New technologies in data processing are piling up faster than most programmers can learn them. Eager to enter the radically innovative programming worlds of streaming input and big data, we heard that we had to learn MapReduce, and then—no, it’s Spark we need to know, and now perhaps something still different such as Flink. Big data is in an exciting stage of development, where new technologies continuously sprout up. Just take a look at the Apache projects offered for every point in the pipeline (including tools to manage the pipeline). Not to be outpaced, the major cloud services (such as Amazon.com’s AWS, Microsoft’s Azure, and Google Cloud) compete furiously in this space, eager to offer data processing platforms in order to build their brands beyond IaaS or PaaS services that are at risk of becoming commoditized.
The result is a barrier to programmers who wish to be of greater value to their employers and to organizations striving to integrate better sources of data into their decision-making. Because it’s so hard to learn one technology, the organization may stick with it much longer than appropriate and lose the chance to apply a newer and more efficient technology to its data processing needs. Data engineers may still be using traditional relational databases and ETL technologies, which oftentime focus on batch processing in contrast to newer technologies that allow stream processing.
Into this churning environment comes Apache Beam as a much-needed standard to open up access to all the popular streaming technologies through a single API. Several important data processing tools (notably Spark, Flink, and Google Cloud Dataflow) are now supported by the Beam API, and as an open source technology, it is welcoming to all.
The Beam architecture works like this: developers specify what they want to run in a simple JSON format and run a conversion program called the Beam “compiler” to create Beam files containing all the specifications. People can then schedule the jobs on drivers called “runners” that convert the Beam specifications into the precise command needed by the chosen processor (Spark, etc.). The people running the jobs can be different from the developers creating them, and the same job can be run on different processors for different purposes—trading off issues such as data size and needed response time. Thus, the slogan “write once, run everywhere,” originally used to describe the new Java language, applies to Beam in this context. Multiple programming languages are also supported by Beam.
While Apache Beam hopes to become the one ring to bind all the data processing frameworks, it is not a lowest common denominator. (Google software engineer Frances Perry made this point in a 2017 interview.) The Beam development team tracks the adoption of new concepts and features by streaming platforms, and standardizes important new trends.
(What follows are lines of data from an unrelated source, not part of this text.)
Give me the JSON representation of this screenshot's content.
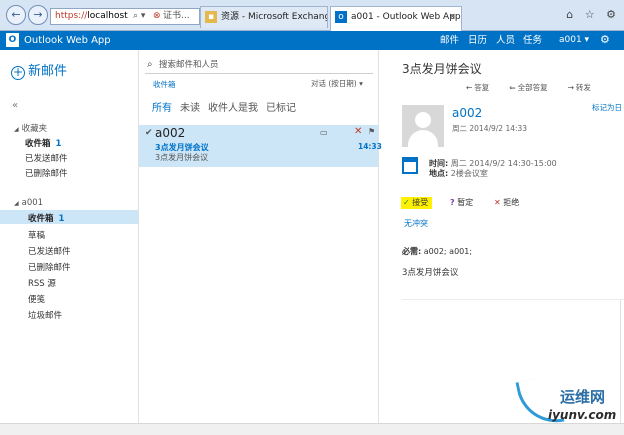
{
  "browser": {
    "address": {
      "protocol": "https://",
      "host": "localhost",
      "search_icon": "search-icon",
      "cert_label": "证书..."
    },
    "tabs": [
      {
        "label": "资源 - Microsoft Exchange"
      },
      {
        "label": "a001 - Outlook Web App",
        "close": "×"
      }
    ],
    "right_icons": "⌂ ☆ ⚙"
  },
  "owa": {
    "logo": "O",
    "title": "Outlook Web App",
    "nav": [
      "邮件",
      "日历",
      "人员",
      "任务"
    ],
    "user": "a001 ▾",
    "accent": "#0072c6"
  },
  "left_pane": {
    "new_mail": "新邮件",
    "collapse": "«",
    "favorites": {
      "header": "收藏夹",
      "items": [
        {
          "label": "收件箱",
          "count": "1"
        },
        {
          "label": "已发送邮件"
        },
        {
          "label": "已删除邮件"
        }
      ]
    },
    "account": {
      "header": "a001",
      "items": [
        {
          "label": "收件箱",
          "count": "1"
        },
        {
          "label": "草稿"
        },
        {
          "label": "已发送邮件"
        },
        {
          "label": "已删除邮件"
        },
        {
          "label": "RSS 源"
        },
        {
          "label": "便笺"
        },
        {
          "label": "垃圾邮件"
        }
      ]
    }
  },
  "message_list": {
    "search_placeholder": "搜索邮件和人员",
    "folder": "收件箱",
    "sort": "对话 (按日期) ▾",
    "filters": [
      "所有",
      "未读",
      "收件人是我",
      "已标记"
    ],
    "messages": [
      {
        "from": "a002",
        "subject": "3点发月饼会议",
        "preview": "3点发月饼会议",
        "time": "14:33"
      }
    ]
  },
  "reading_pane": {
    "title": "3点发月饼会议",
    "actions": [
      "答复",
      "全部答复",
      "转发"
    ],
    "calendar_link": "标记为日",
    "sender": "a002",
    "date": "周二 2014/9/2 14:33",
    "when_label": "时间:",
    "when_value": "周二 2014/9/2 14:30-15:00",
    "where_label": "地点:",
    "where_value": "2楼会议室",
    "responses": {
      "accept": "接受",
      "tentative": "暂定",
      "decline": "拒绝"
    },
    "conflict": "无冲突",
    "required_label": "必需:",
    "required_value": "a002; a001;",
    "body": "3点发月饼会议"
  },
  "watermark": {
    "cn": "运维网",
    "en": "iyunv.com"
  }
}
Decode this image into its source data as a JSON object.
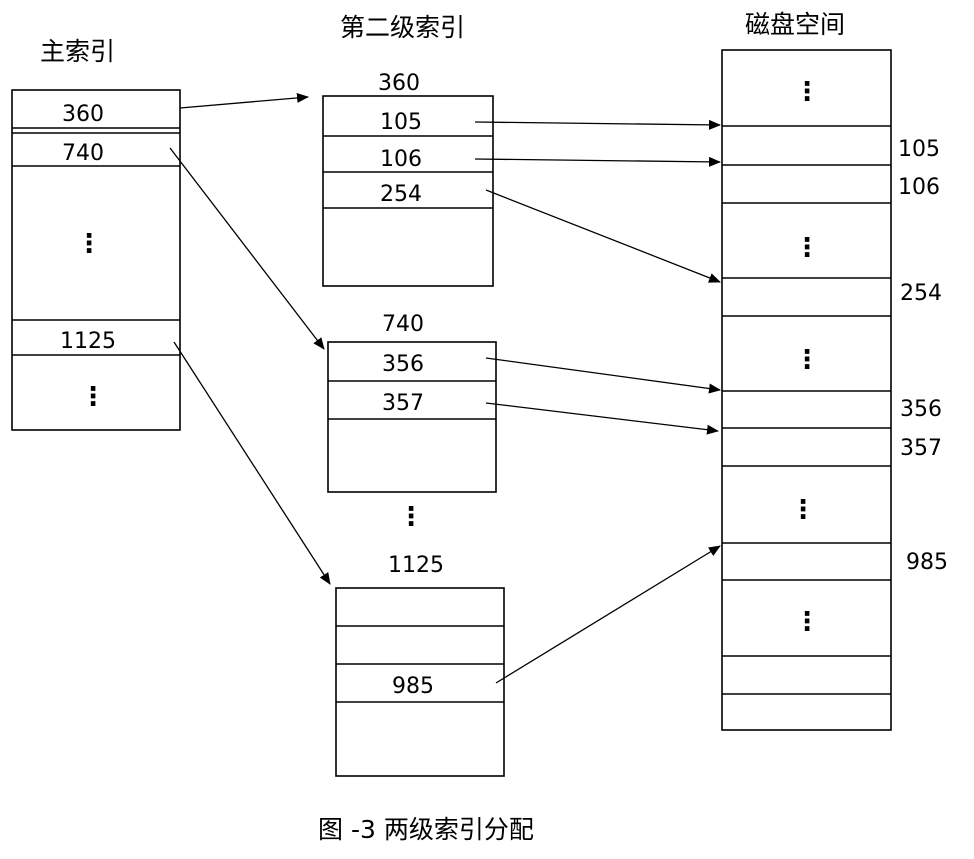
{
  "labels": {
    "main_index": "主索引",
    "second_index": "第二级索引",
    "disk_space": "磁盘空间",
    "caption": "图 -3 两级索引分配"
  },
  "main_index": {
    "entries": [
      "360",
      "740",
      "⋮",
      "1125",
      "⋮"
    ]
  },
  "second_index": {
    "block_360": {
      "label": "360",
      "entries": [
        "105",
        "106",
        "254"
      ]
    },
    "block_740": {
      "label": "740",
      "entries": [
        "356",
        "357"
      ]
    },
    "block_1125": {
      "label": "1125",
      "entries": [
        "985"
      ]
    },
    "gap": "⋮"
  },
  "disk": {
    "addresses": [
      "105",
      "106",
      "254",
      "356",
      "357",
      "985"
    ],
    "dots": "⋮"
  }
}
The provision of a standard also drives platforms to incorporate new features so as to support Beam more fully. The tools can continue to compete on the basis of performance, flexibility, and other differences in their architectures. Tools for relational data are also being developed, based on Apache Calcite.
Is it worth your time to learn Beam? It’s important to thoroughly understand the strengths and weaknesses of the underlying platform you use, but if you know Beam, you might be able to greatly reduce development time for each platform, and make porting almost instant. Beam has a thriving developer and user community with contributions from such major companies as Google, Talend, PayPal, and data Artisans. There is a distinct possibility that Beam will become a de facto requirement for new tools in the data processing space, enhancing its value even more. In that case, the investment that programmers make in learning Beam will continue to pay off for years to come.
This post is a collaboration between O'Reilly and Talend. See our statement of editorial independence.